The quality of health services and access to health services influences health. Numerous barriers to accessing health are many and affects negatively the development of the child (Bourke et al. 2012). Some of these barriers include the high cost of health care, limited language accesses, lack of insurance coverage and lack of availability of health services (Tsey et al. 2010). The consequences of these barriers to health include hospitalisations that would have been prevented, challenges to get preventive service, receiving appropriate care delays, and unmet health needs.

Children are also vulnerable to health conditions because of biological and genetic factors (Department of Health, 2012). The Aboriginal children are exposed to different biological and genetic determinants of health include a family history of heart disease, genes increasing risk for ovarian and breast cancer, inherited conditions such as cystic fibrosis, haemophilia, and sickle cell anaemia, HIV status, sex and age (Shah et al. 2011). The levels and amounts of the impact of the biological and genetic factors are different, and some of these factors can be addressed through implementation of policies. Without addressing these issues, the children health outcome is affected, and the children growth may face numerous challenges.

Conclusion

In the health care, different communities and individuals face numerous challenges and opportunities. Some communities have advantages to health care because of socioeconomic factors while others face challenges because of education and awareness problems. The Koolin Balit aims to improve health care provision to the Aboriginal communities. The Koolin Balit health plan has six priorities targeting different populations but aimed at advancing the health requirements. The priority area discussed is Healthy Childhood in which the health of the child is championed through addressing challenges and implementing measures to improve the health of the children. The health determinants affecting the children include the social determinants, biological and genetic determinants, and health services. Streamlining these determinants towards the improvement of children’s health is important and results in efficiency and effectiveness in health delivery.

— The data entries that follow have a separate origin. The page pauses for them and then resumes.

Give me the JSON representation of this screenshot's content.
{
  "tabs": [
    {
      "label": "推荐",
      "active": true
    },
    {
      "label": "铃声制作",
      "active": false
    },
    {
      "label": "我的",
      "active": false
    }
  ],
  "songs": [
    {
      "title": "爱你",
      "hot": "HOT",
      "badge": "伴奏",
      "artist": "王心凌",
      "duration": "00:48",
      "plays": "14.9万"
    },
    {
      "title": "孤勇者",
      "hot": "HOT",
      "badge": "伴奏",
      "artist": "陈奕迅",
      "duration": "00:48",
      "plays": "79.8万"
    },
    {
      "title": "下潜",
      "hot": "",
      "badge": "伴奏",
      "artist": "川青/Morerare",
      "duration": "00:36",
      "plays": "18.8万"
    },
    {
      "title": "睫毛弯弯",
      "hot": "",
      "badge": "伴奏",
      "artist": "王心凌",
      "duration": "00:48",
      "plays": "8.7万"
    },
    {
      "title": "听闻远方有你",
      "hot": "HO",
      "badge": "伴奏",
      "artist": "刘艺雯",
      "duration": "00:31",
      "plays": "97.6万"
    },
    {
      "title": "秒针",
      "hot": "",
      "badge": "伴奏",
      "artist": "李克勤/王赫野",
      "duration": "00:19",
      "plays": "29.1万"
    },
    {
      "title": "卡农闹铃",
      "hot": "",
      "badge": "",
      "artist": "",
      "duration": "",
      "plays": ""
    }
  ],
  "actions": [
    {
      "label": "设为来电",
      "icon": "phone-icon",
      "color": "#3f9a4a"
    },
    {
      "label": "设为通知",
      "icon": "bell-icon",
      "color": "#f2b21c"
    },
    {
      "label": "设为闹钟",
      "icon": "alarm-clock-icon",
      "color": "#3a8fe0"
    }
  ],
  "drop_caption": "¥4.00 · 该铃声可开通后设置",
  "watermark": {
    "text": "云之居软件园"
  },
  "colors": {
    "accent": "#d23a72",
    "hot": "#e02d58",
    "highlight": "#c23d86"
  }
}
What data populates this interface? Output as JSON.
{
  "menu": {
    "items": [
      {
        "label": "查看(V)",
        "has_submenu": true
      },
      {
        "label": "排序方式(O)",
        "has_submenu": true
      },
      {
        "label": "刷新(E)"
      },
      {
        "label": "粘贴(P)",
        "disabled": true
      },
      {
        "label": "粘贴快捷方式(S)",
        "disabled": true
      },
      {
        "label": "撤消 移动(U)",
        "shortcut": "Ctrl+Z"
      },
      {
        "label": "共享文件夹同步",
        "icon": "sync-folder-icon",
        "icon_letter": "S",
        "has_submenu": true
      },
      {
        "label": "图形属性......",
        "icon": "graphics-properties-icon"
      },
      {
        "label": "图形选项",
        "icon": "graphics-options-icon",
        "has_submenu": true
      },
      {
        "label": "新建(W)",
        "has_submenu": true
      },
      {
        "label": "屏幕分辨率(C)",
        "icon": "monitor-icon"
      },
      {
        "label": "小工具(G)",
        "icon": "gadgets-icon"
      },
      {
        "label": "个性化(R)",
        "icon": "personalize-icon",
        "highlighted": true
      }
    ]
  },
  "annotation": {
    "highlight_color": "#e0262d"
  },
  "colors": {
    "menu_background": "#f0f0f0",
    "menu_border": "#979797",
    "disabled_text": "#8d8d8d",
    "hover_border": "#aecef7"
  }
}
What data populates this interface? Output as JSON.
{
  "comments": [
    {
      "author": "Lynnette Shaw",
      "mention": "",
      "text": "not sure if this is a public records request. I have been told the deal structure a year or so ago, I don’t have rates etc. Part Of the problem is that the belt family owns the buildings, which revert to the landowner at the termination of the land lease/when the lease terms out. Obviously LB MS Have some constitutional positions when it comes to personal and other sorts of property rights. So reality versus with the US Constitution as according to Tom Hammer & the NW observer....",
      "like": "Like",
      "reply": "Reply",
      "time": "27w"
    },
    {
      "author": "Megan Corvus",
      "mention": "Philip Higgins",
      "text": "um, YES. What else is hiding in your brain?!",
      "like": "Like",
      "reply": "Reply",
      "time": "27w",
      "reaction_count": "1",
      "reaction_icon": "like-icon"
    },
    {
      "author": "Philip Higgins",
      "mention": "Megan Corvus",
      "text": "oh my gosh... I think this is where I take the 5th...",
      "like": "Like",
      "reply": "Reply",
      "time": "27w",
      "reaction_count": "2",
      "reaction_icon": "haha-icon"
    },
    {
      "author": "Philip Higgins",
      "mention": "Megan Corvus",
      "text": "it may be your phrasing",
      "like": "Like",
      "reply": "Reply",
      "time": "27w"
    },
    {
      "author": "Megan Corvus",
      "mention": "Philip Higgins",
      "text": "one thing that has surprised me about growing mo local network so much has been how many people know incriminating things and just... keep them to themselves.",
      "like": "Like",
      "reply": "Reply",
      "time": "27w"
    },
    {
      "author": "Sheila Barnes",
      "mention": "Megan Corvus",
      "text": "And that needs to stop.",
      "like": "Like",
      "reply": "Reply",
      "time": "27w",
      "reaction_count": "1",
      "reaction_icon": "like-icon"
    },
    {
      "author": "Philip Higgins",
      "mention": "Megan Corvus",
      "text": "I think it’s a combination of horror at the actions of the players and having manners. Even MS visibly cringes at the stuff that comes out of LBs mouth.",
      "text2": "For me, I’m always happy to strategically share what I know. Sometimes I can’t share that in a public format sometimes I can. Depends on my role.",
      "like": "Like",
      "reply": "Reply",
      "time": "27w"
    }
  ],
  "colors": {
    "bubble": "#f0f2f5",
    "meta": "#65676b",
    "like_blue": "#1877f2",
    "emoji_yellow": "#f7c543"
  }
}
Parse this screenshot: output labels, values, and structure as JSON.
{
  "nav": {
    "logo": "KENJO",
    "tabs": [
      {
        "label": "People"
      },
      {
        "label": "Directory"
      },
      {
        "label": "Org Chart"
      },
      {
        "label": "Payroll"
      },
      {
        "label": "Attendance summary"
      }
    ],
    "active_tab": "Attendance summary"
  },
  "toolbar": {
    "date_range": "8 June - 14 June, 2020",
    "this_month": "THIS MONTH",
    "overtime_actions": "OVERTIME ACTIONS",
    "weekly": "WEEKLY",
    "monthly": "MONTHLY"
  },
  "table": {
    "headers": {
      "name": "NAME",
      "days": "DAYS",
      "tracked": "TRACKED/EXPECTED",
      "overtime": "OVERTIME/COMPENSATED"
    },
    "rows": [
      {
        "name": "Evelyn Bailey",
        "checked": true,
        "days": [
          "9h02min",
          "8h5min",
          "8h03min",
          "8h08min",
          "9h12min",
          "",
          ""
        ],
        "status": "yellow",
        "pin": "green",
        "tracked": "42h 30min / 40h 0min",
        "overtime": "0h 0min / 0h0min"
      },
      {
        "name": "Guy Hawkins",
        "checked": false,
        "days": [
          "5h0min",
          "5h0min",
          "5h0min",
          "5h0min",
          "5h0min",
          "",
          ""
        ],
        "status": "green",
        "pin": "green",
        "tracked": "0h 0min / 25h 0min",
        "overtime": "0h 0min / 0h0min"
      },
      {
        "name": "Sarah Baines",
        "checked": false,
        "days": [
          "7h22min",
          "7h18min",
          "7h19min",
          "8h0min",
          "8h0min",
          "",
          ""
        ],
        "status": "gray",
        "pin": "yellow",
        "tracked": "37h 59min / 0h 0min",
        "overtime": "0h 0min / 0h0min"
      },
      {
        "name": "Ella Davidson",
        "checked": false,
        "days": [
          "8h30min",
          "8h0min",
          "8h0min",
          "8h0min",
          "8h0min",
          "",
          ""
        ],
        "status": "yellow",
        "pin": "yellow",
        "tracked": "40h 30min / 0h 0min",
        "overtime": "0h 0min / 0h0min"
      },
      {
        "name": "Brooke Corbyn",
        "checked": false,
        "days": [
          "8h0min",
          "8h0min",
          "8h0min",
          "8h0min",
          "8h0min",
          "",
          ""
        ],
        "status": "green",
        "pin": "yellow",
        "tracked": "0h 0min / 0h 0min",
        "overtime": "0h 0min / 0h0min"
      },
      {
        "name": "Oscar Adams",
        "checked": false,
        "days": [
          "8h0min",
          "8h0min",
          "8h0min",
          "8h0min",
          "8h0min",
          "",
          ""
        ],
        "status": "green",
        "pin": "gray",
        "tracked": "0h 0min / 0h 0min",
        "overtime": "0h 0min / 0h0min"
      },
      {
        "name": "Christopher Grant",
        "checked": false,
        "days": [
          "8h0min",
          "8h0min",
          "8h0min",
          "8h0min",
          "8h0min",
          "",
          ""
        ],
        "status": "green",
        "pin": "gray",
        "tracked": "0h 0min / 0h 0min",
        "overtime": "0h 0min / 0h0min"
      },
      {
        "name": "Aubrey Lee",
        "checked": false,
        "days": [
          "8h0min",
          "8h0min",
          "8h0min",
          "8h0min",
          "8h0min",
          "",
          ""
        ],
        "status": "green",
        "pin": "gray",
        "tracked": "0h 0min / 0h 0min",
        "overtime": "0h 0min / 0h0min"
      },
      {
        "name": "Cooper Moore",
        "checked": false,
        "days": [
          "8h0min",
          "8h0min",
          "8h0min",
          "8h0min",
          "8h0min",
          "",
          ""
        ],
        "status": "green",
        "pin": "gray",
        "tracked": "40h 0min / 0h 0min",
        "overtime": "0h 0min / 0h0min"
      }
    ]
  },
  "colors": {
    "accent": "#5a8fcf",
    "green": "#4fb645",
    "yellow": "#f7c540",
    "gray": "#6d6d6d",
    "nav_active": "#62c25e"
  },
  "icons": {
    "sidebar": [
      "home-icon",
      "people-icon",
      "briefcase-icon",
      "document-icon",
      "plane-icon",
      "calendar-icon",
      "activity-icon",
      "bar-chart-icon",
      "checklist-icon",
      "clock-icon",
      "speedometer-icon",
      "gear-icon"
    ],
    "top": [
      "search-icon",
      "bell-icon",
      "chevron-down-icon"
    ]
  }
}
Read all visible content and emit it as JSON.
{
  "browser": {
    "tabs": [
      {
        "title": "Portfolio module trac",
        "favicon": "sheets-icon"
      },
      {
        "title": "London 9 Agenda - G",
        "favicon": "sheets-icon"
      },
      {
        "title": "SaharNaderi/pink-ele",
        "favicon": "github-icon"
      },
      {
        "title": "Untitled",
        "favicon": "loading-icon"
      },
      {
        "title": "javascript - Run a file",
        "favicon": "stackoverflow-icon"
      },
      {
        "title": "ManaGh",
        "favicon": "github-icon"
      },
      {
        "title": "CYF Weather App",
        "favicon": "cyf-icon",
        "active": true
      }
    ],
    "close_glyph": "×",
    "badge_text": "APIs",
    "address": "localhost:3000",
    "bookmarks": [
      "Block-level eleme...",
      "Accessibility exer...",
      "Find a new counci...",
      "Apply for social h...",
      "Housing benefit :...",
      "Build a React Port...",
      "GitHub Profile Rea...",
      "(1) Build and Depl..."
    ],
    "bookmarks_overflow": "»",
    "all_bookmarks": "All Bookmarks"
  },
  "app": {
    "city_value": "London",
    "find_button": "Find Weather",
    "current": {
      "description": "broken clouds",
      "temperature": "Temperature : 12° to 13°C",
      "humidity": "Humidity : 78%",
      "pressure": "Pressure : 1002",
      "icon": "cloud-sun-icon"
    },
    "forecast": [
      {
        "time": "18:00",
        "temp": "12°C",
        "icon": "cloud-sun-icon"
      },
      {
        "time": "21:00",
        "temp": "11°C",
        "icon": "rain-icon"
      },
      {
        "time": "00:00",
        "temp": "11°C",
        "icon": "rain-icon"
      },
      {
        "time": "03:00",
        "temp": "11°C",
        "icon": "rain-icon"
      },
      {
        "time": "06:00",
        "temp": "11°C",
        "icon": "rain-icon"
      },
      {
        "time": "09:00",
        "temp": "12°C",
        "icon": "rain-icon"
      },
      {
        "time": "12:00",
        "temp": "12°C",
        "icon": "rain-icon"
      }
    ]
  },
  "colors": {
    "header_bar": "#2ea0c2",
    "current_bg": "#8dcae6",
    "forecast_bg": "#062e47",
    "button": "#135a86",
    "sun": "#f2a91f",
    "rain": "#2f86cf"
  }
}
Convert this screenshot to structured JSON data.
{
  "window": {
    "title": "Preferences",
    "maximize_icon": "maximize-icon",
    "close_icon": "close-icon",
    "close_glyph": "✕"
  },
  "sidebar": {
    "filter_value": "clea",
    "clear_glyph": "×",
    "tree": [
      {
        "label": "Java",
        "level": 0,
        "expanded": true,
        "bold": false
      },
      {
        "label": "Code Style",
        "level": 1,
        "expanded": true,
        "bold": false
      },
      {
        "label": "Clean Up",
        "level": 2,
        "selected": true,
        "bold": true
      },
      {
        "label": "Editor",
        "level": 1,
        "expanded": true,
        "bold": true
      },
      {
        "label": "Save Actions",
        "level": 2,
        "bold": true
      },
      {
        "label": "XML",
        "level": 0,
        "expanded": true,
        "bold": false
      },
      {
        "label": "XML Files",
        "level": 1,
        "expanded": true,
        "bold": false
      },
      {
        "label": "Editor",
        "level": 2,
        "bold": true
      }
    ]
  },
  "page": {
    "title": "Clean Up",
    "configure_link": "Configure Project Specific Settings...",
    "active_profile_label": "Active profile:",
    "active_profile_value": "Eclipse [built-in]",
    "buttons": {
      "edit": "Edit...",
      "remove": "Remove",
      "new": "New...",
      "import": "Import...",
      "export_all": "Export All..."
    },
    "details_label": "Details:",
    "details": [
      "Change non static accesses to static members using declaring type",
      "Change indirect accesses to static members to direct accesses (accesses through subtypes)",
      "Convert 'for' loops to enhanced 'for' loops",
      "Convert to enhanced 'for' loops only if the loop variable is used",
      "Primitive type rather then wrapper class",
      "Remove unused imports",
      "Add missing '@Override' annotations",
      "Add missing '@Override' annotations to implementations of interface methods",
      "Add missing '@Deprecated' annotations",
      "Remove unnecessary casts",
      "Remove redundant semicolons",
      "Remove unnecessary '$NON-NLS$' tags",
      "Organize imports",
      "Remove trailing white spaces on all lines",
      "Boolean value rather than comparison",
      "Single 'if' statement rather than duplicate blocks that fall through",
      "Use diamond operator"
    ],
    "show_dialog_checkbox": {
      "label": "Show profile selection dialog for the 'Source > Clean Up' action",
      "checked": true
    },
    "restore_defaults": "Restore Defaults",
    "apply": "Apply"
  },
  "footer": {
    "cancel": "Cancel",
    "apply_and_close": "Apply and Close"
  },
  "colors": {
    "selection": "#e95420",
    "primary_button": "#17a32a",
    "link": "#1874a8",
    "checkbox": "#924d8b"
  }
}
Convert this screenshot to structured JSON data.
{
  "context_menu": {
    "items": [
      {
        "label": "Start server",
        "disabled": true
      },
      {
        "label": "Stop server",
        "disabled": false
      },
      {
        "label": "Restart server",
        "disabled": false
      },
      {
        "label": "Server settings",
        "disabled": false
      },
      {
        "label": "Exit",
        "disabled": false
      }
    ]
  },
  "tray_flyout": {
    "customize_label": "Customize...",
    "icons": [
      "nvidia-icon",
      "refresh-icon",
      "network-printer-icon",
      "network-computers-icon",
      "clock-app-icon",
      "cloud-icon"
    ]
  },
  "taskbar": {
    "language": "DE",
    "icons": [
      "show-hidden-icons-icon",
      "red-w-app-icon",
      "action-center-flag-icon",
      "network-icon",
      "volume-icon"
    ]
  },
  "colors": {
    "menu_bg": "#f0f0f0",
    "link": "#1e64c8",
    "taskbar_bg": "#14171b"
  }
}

References

Bourke, L., Humphreys, J. S., Wakerman, J., & Taylor, J. (2012). Understanding rural and remote health: a framework for analysis in Australia. Health & Place, 18(3), 496-503.

Campbell, D., Burgess, C. P., Garnett, S. T., & Wakerman, J. (2011). Potential primary health care savings for chronic disease care associated with Australian Aboriginal involvement in land management. Health Policy, 99(1), 83-89.

Department of Health. (2012). Koolin Balit: Victorian Government strategic directions for Aboriginal health 2012–2022. Melbourne: Victoria State Government.

Jacoby, P., Carville, K. S., Hall, G., Riley, T. V., Bowman, J., Leach, A. J., … & Kalgoorlie Otitis Media Research Project Team. (2011). Crowding and other strong predictors of upper respiratory tract carriage of otitis media-related bacteria in Australian Aboriginal and non-Aboriginal children. The Pediatric Infectious Disease Journal, 30(6), 480-485.

Marmot, M. (2011). Social determinants and the health of Indigenous Australians. Med J Aust, 194(10), 512-513.

Shah, P. S., Zao, J., Al-Wassia, H., Shah, V., & Knowledge Synthesis Group on Determinants of Preterm/LBW Births. (2011). Pregnancy and neonatal outcomes of aboriginal women: a systematic review and meta-analysis. Women’s Health Issues, 21(1), 28-39.

Tsey, K., Whiteside, M., Haswell‐Elkins, M., Bainbridge, R., Cadet‐James, Y., & Wilson, A. (2010). Empowerment and Indigenous Australian health: a synthesis of findings from Family Wellbeing formative research. Health & Social Care in the Community, 18(2), 169-179.

White, A., Wong, W., Sureshkumur, P., & Singh, G. (2010). The burden of kidney disease in indigenous children of Australia and New Zealand, epidemiology, antecedent factors and progression to chronic kidney disease. Journal of Paediatrics and Child Health, 46(9), 504-509.